2. パクパク (paku paku) – eating or chewing, the Pac-man video game comes from this name
彼はランチをパクパク食べた – He wolfed his lunch down.
3. にゃんにゃん (nyan nyan) – the meow of a cat
猫がにゃんにゃん鳴いている – A cat mews.
4.ドキドキ (doki doki) – to be excited
彼を見るとドキドキする – I feel my heart beating when I see him.
5. メーメー (mee mee) – the sound sheep make
ひつじがメーメー鳴いているのが聞こえた – I heard sheep bleating.
6. ざあざあ (zaa zaa) – the sound the rain makes
雨がざあざあ降っている– It’s raining heavily.
7. ニコニコ (niko niko) – cheerful
彼女はいつもにこにこしている – She is always smiling.
8. ジロジロ (jiro jiro) – to stare at someone
変な男の人が私をじろじろみている – A strange man is staring at me.
9. ベタベタ (beta beta) – sticky
ジュースをこぼして、手がべたべたする – I spilt juice and now my hand is sticky.
10. ぶーん (bun) – the buzzing of a bee
蜂がぶーんと飛んできた – A bee flew around me whilst making a buzzing noise.
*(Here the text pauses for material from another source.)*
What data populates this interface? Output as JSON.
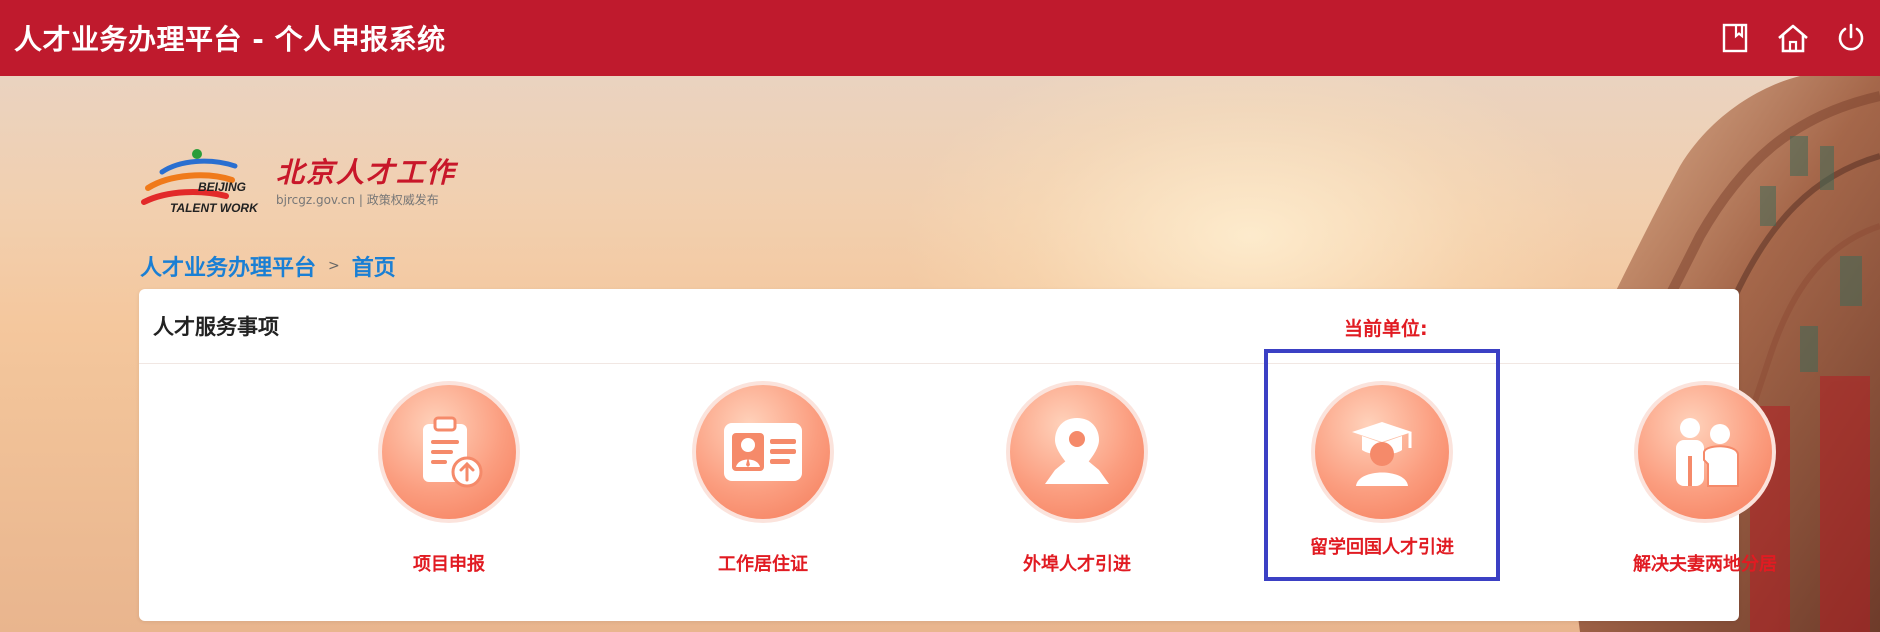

11. ごろごろ (goro goro) – purring or growling
週末はごろごろしています – I’m a couch potato on the weekends.
12. ギリギリ (giri giri) – barely or narrowly
彼女はバスに乗り遅れた – She was almost late for the bus.
13. ぴかぴか (pika pika) – to shine, sparkle or glitter
ピカピカな爪が好きです– I like glittery nail colours.
14. うとうと (uto uto) – to doze off
お腹がいっぱいでうとうとする – We are so sleepy after having a big lunch.
15. ぴょんぴょん (pyon pyon) – jumping or bouncing
子供達が嬉しさで飛び跳ねている – The children are jumping with joy.
Which onomatopoeia phrases will you be trying out? Let us know in the comments below. Share some of your personal favourites with us on Twitter (@japancentre).